Michigan caused a stir when it moved its primary up this year in violation of the Democratic National Committee's approved calendar. The move meant that no Dems campaigned in Michigan and also could have caused the state's delegates to lose all their convention clout.
But the DNC's rules committee voted this weekend to restore their convention voting privileges, leaving them able to participate fully in the Denver proceedings.
The ruling left Michigan Dems celebrating:
U.S. Senator Carl Levin, a key player in the effort to move up Michigan's primary and to break the stranglehold Iowa and New Hampshire have on the presidential nominating calendar, crowed at the delegate breakfast about what he called a party victory.The chair of the state party also crowed about the delegation's seats, which are one section to the side of center stage and behind only the four rows taken up by convention host Colorado.
"Score this one as a clear win for Michigan Democrats," Levin said, reading from a Detroit News editorial, adding that the credential committee's action will help motivate state Democrats to campaign for Obama, who will be officially nominated for president this week.

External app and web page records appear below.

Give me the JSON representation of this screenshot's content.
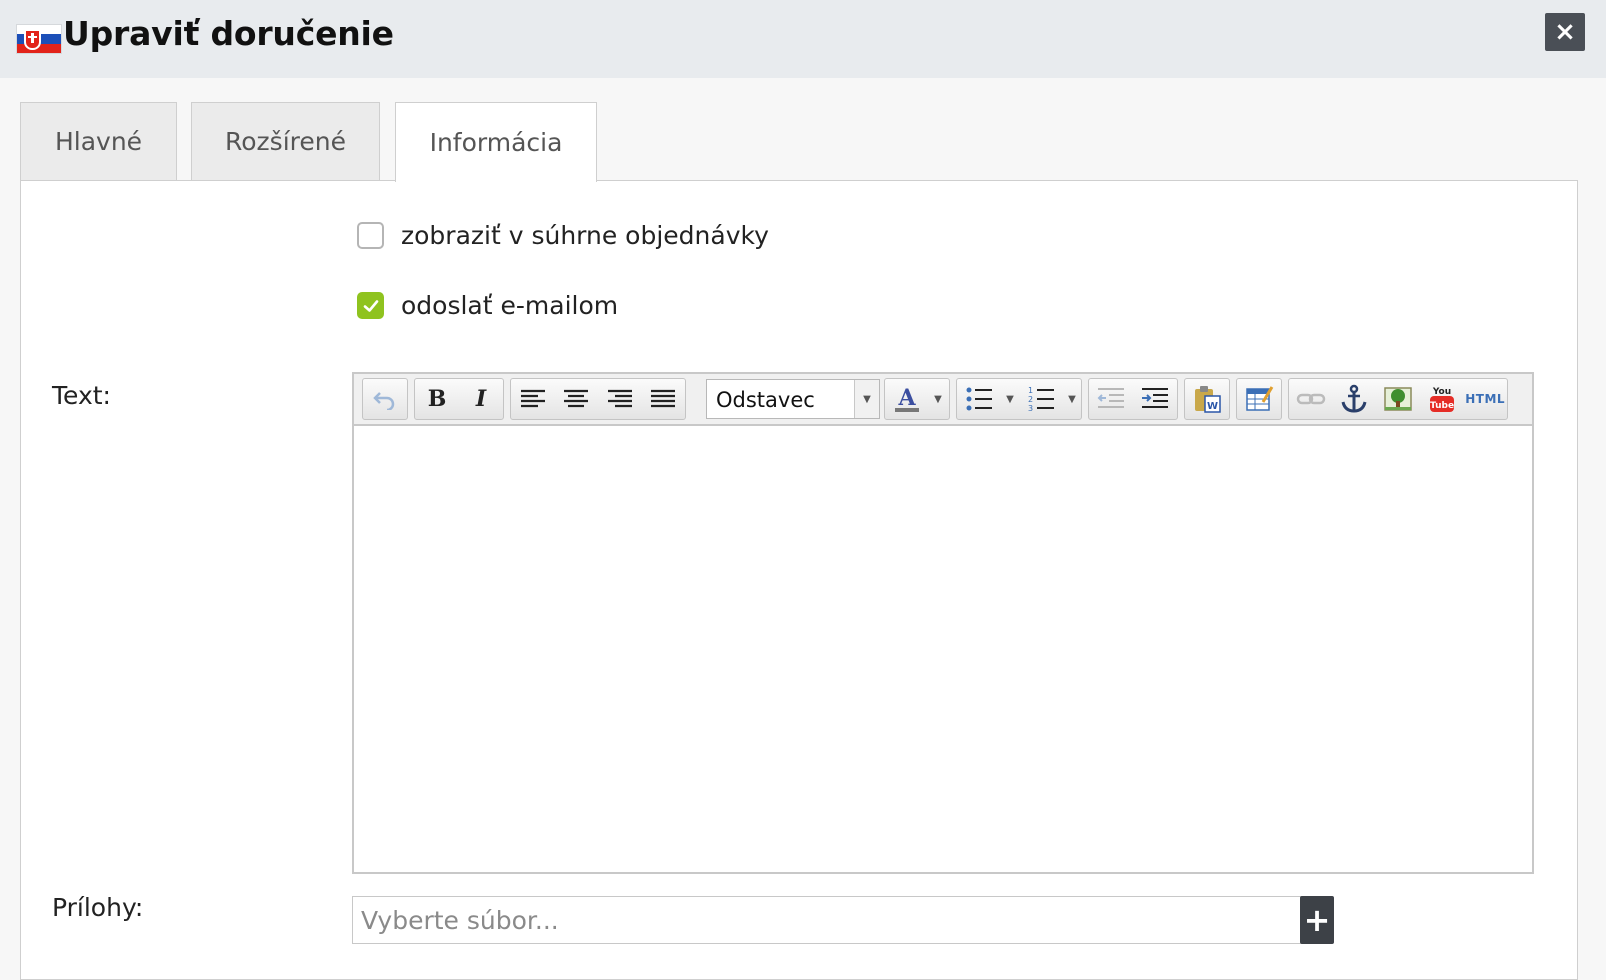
{
  "dialog": {
    "title": "Upraviť doručenie",
    "flag_icon": "slovakia-flag-icon",
    "close_label": "×"
  },
  "tabs": [
    {
      "label": "Hlavné",
      "active": false
    },
    {
      "label": "Rozšírené",
      "active": false
    },
    {
      "label": "Informácia",
      "active": true
    }
  ],
  "options": {
    "show_in_summary": {
      "label": "zobraziť v súhrne objednávky",
      "checked": false
    },
    "send_email": {
      "label": "odoslať e-mailom",
      "checked": true
    }
  },
  "editor": {
    "label": "Text:",
    "format_value": "Odstavec",
    "content": "",
    "toolbar_icons": [
      "undo-icon",
      "bold-icon",
      "italic-icon",
      "align-left-icon",
      "align-center-icon",
      "align-right-icon",
      "align-justify-icon",
      "font-color-icon",
      "bullet-list-icon",
      "numbered-list-icon",
      "outdent-icon",
      "indent-icon",
      "paste-word-icon",
      "insert-table-icon",
      "link-icon",
      "anchor-icon",
      "insert-image-icon",
      "youtube-icon",
      "html-source-icon"
    ]
  },
  "attachments": {
    "label": "Prílohy:",
    "placeholder": "Vyberte súbor...",
    "add_label": "+"
  },
  "colors": {
    "header_bg": "#e8ebee",
    "checkbox_checked": "#8fc31f",
    "close_button": "#4a4f56"
  }
}
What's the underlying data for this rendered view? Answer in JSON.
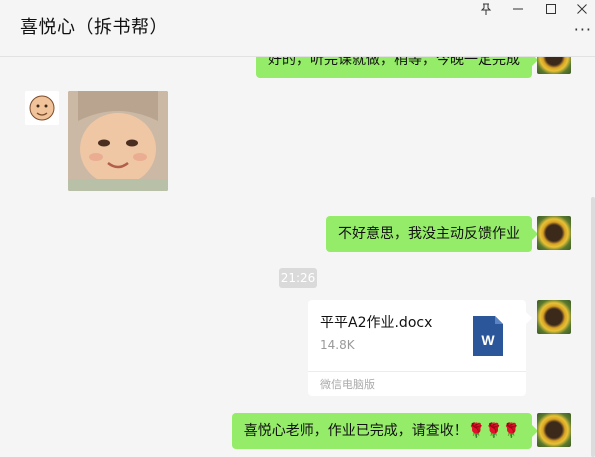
{
  "window": {
    "title": "喜悦心（拆书帮）",
    "controls": {
      "pin": "⊥",
      "minimize": "—",
      "maximize": "□",
      "close": "✕"
    },
    "more": "···"
  },
  "messages": [
    {
      "sender": "me",
      "type": "text",
      "text": "好的，听完课就做，稍等，今晚一定完成"
    },
    {
      "sender": "other",
      "type": "sticker",
      "sticker": "baby-smile-sticker"
    },
    {
      "sender": "me",
      "type": "text",
      "text": "不好意思，我没主动反馈作业"
    },
    {
      "type": "time",
      "text": "21:26"
    },
    {
      "sender": "me",
      "type": "file",
      "file_name": "平平A2作业.docx",
      "file_size": "14.8K",
      "source": "微信电脑版",
      "icon_letter": "W"
    },
    {
      "sender": "me",
      "type": "text",
      "text": "喜悦心老师，作业已完成，请查收！🌹🌹🌹"
    }
  ],
  "colors": {
    "my_bubble": "#95ec69",
    "background": "#f5f5f5",
    "word_blue": "#2b579a"
  }
}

"We have got seats on the floor. Better than Iowa and New Hampshire," said state party chairman Mark Brewer.But all is not perfect for Michigan's delegates: despite the chance for full convention participation and the almost-front-row seats, the state's delegates have been relegated to a hotel 17 miles away from Denver's Pepsi Center.
He was referring to the fight this year over the primary schedule in which Michigan tried to challenge Iowa and New Hampshire's first-in-the-nation status by moving up its primary